Taxing in Seattle: City council adopts short-term rental tax

UPDATE: GeekWire reports the Seattle City Council narrowly rejected the head tax. For now.

As expected, the Seattle City Council has approved a tax on short-term rentals, as the Seattle Times reports. 

The Seattle City Council voted Monday to tax operators of short-term rentals, such as those listed on Airbnb.

Beginning in 2019, the city will impose taxes of $14 per night for entire homes and $8 per night for rooms.

In addition to paying for the city to set up and administer the tax, the proceeds will be used to support community-initiated development projects and create affordable housing, according to the ordinance.

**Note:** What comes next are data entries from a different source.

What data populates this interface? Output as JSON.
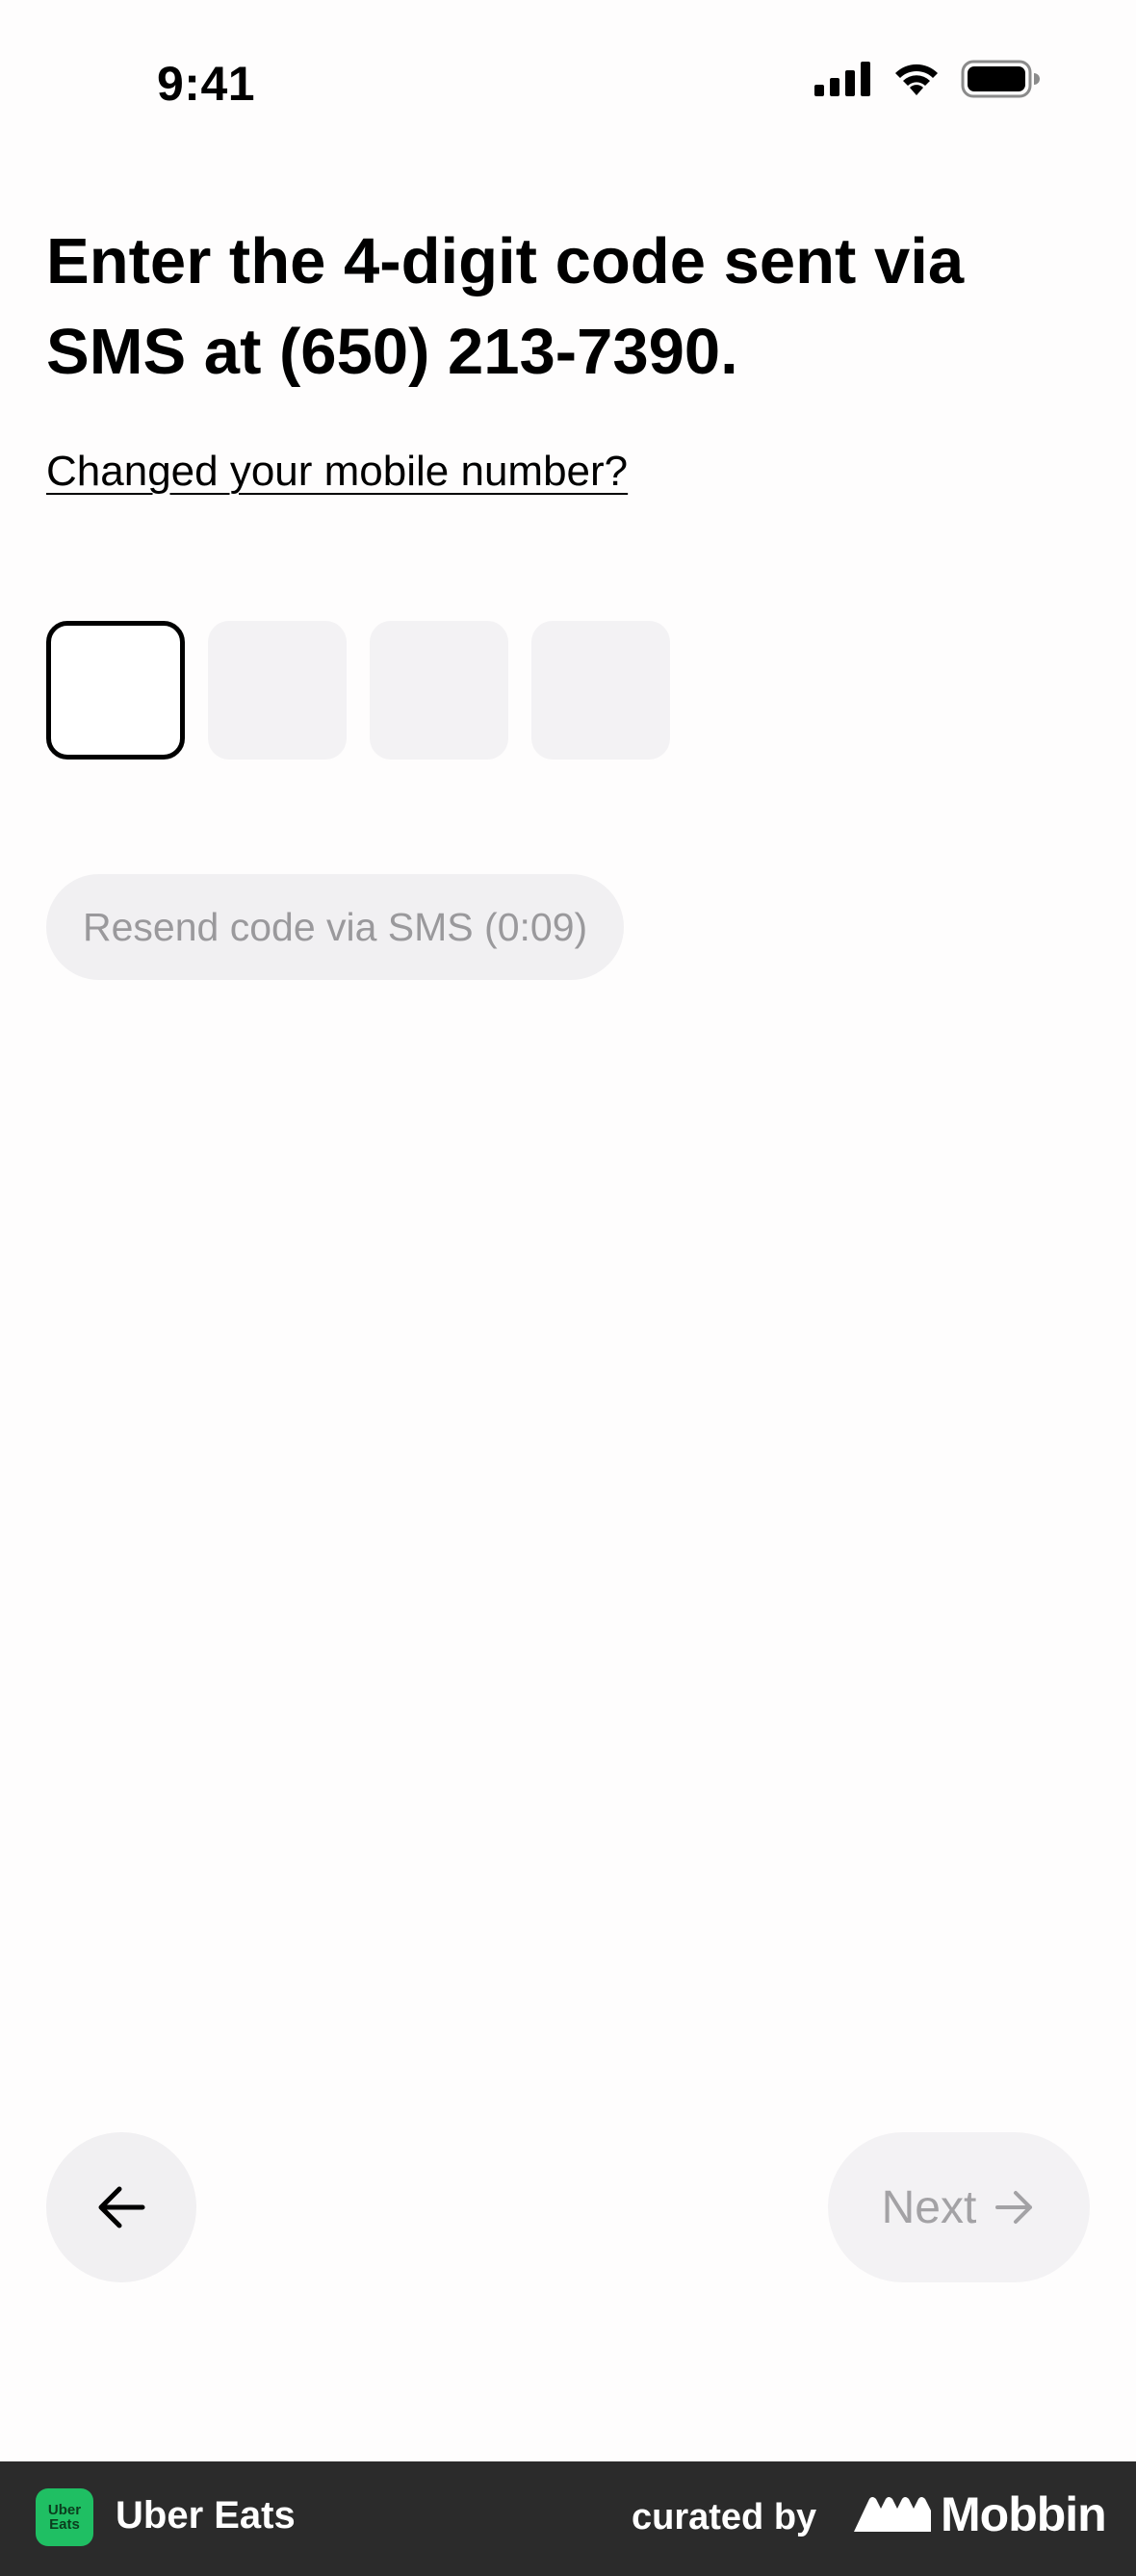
{
  "status_bar": {
    "time": "9:41"
  },
  "verification": {
    "title": "Enter the 4-digit code sent via SMS at (650) 213-7390.",
    "change_number_link": "Changed your mobile number?",
    "code_digits": [
      "",
      "",
      "",
      ""
    ],
    "resend_label": "Resend code via SMS (0:09)"
  },
  "navigation": {
    "next_label": "Next"
  },
  "footer": {
    "app_logo_line1": "Uber",
    "app_logo_line2": "Eats",
    "app_name": "Uber Eats",
    "curated_by": "curated by",
    "brand": "Mobbin"
  },
  "colors": {
    "accent_logo": "#1fbf63",
    "footer_bg": "#2b2b2b",
    "disabled_bg": "#f3f2f4",
    "disabled_text": "#a3a2a5"
  },
  "icons": {
    "signal": "cellular-signal-icon",
    "wifi": "wifi-icon",
    "battery": "battery-icon",
    "back": "arrow-left-icon",
    "next": "arrow-right-icon"
  }
}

A companion regulatory bill was referred back to committee. GeekWire reports,

The tax is part of a set of regulations designed to prevent property owners from operating Airbnbs and other short-term rentals as if they were hotels — part of a broader effort to ensure an adequate supply of long-term rental stock for the city’s permanent residents….

The regulatory component that was separated from the tax would limit Airbnb hosts to no more than two units each and require them to obtain special licenses. The remaining regulations will be discussed in committee.

Airbnb has been working with the city to come up with a set of regulations that let homeowners earn extra cash by renting out their properties on a short-term basis, while keeping as much long-term rental stock on the housing market as possible.

Meanwhile, regarding another tax tied to the city’s homelessness and housing affordability challenges, the Puget Sound Business Journal reports business opposition to a proposed head tax continues

A group of 91 business owners signed a letter sent to the Seattle City Council opposing the proposed employee hours tax.

Under the ordinance proposed in October by councilmembers members Mike O’Brien and Kristen Harris-Talley, companies grossing more than $5 million per year would pay 4.8 cents per hour per employee, or about $100 per employee each year

Seattle-area business leaders including Washington Federal Chairman Roy Whitehead, Pho Cyclo Cafe owner and Ethnic Business Coalition Executive Director Taylor Hoang, Key Bank Market President Carol Nelson and Ivar’s President Bob Donegan argue the tax would burden the business community by adding to already “significant increases in business taxes, fees and utility rates” passed in the last three years.

The PSBJ reprints the letter, available at the link above. Here’s a sample.

We need a compassionate and effective approach to solving homelessness. 

This proposed tax on jobs is not that, and comes on top of significant increases in business taxes, fees and utility rates that the Council has adopted in the last three years. In 2018, Seattle businesses will contribute a record amount of taxes – nearly 60 percent of the city’s total general fund budget. Your recent actions have increased the cost of running businesses, increased costs for customers, and resulted in thinner profit margins across many industries. These realities and your actions threaten the viability of many long-time Seattle businesses. 

As we’ve said, what happens in Seattle often has regional and statewide consequences. Before this is over, the Tax Foundation may have to extend its list.